After preliminary results were released from a mental health study by emeritus professor of public health and public policy Richard Scheffler, Chancellor Carol Christ, Assistant Vice Chancellor for University Health Services Guy Nicolette and student representative of the ASUC Mental Health Commission Sam Ku discussed what the campus should do to better help students deal with mental health on the panel.

During the panel discussion, Ku explained that anxiety is an integral part of the undergraduate experience at UC Berkeley, citing what they called, a “race to the bottom” culture that the campus fosters. Students compare how little sleep or food they function on while studying for a midterm in order to compete with each other, Ku said.

“It’s hard to conceptualize a Berkeley education nowadays without this academic stress,” Ku said.

Christ said she was “horrified” after speaking to a freshman at Bowles Hall who shared that his professor advised students that in a 12-hour day, they should spend 11 hours on classes, half an hour on exercise and the remaining 30 minutes on “eating and friendship.”

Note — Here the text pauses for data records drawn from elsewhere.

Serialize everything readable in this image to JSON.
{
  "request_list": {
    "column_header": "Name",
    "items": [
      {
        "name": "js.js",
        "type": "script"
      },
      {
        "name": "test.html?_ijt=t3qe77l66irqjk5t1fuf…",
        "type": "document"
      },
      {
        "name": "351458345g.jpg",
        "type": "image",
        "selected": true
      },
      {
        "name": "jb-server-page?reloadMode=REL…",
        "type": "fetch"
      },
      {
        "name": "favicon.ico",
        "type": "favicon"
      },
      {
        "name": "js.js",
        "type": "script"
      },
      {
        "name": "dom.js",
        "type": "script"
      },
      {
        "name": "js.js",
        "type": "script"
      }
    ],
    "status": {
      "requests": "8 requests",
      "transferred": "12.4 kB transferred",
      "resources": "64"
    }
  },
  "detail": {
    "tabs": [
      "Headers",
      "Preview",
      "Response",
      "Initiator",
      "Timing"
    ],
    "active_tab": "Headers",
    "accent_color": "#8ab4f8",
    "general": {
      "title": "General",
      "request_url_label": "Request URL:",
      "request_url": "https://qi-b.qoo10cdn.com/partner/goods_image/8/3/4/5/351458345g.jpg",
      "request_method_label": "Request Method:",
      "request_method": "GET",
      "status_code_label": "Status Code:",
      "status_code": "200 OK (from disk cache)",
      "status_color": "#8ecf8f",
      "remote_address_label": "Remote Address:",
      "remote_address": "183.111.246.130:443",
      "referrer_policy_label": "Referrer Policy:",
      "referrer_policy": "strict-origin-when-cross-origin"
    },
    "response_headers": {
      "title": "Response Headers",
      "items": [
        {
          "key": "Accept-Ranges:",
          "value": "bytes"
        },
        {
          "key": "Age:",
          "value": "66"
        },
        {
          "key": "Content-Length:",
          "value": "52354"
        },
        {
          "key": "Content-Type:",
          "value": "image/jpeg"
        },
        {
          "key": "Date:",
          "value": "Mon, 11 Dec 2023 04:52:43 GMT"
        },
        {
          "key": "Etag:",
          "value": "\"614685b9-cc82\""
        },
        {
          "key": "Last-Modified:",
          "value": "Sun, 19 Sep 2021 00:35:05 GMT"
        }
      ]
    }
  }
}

Christ stressed at the panel that the campus must undergo a “huge education project” with faculty to make them more aware of the messages they send to students, which may be increasing students’ level of stress.

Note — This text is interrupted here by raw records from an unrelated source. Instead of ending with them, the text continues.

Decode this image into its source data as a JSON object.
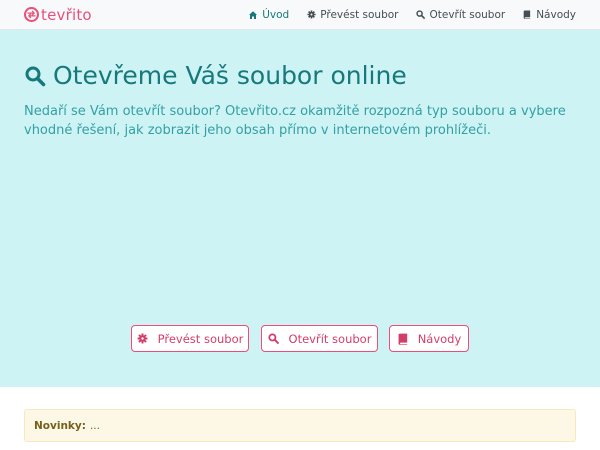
{
  "brand": {
    "name": "tevřito",
    "icon": "swap-arrows-icon",
    "color": "#e8507a"
  },
  "nav": {
    "items": [
      {
        "label": "Úvod",
        "icon": "home-icon",
        "active": true
      },
      {
        "label": "Převést soubor",
        "icon": "gear-icon",
        "active": false
      },
      {
        "label": "Otevřít soubor",
        "icon": "search-icon",
        "active": false
      },
      {
        "label": "Návody",
        "icon": "book-icon",
        "active": false
      }
    ]
  },
  "hero": {
    "title": "Otevřeme Váš soubor online",
    "title_icon": "search-icon",
    "lead": "Nedaří se Vám otevřít soubor? Otevřito.cz okamžitě rozpozná typ souboru a vybere vhodné řešení, jak zobrazit jeho obsah přímo v internetovém prohlížeči.",
    "buttons": [
      {
        "label": "Převést soubor",
        "icon": "gear-icon"
      },
      {
        "label": "Otevřít soubor",
        "icon": "search-icon"
      },
      {
        "label": "Návody",
        "icon": "book-icon"
      }
    ]
  },
  "news": {
    "label": "Novinky:",
    "text": "..."
  },
  "colors": {
    "accent": "#e8507a",
    "teal": "#17797c",
    "hero_bg": "#cdf3f4",
    "alert_bg": "#fdf7e5"
  }
}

Scheffler said he hopes that the faculty is able to reflect and take into account the amount of stress students are going through when engaging with students in office hours. Parents, he said, also must understand that anxiety is not a normal part of the transition from leaving home. Students need support from their parents, he added.

While Scheffler’s study showed that increased screen time correlates with anxiety, Ku said people should not “villainize” social media as a cause for anxiety, as it can be a tool to express society. One way to wield social media to combat mental illness is to share empowering content instead of negative experiences in order to rewrite the script that constant anxiety is normal.

“Screen time is a symptom — it is not the only problem, and I think the more effort and energy into diminishing screen time, while that might sound good, I think there’s probably a limit to its effectiveness,” Nicolette said. “Let’s figure out why that symptom exists and use it as part of the diagnostic.”

The 2016 study revealed that within the UC system, female, Black and white students were among the highest percentage of students diagnosed or treated for anxiety disorder in the last 12 months.

Generally, the data shows that anxiety levels increase as students go further in their college career, Scheffler said, with 24.9 percent of fifth-year students and 21.9 percent of juniors being diagnosed or treated for anxiety within the last 12 months. He said one theory that may account for this data is that anxiety increases as students in their junior and senior years begin looking for jobs or graduate schools.

“I’m hoping these numbers set you back in your chair, and you understand how serious this epidemic is,” Scheffler said to the audience. “I can tell you there is nothing that I’ve seen that suggests that it is slowing down at all. In fact, on the contrary, it looks like it’s increasing more dramatically.”

Contact Julie Madsen at [email protected] and follow her on Twitter at @Julie_Madsen_.

Correction(s):
A previous version of this article used an incorrect pronoun to refer to Sam Ku.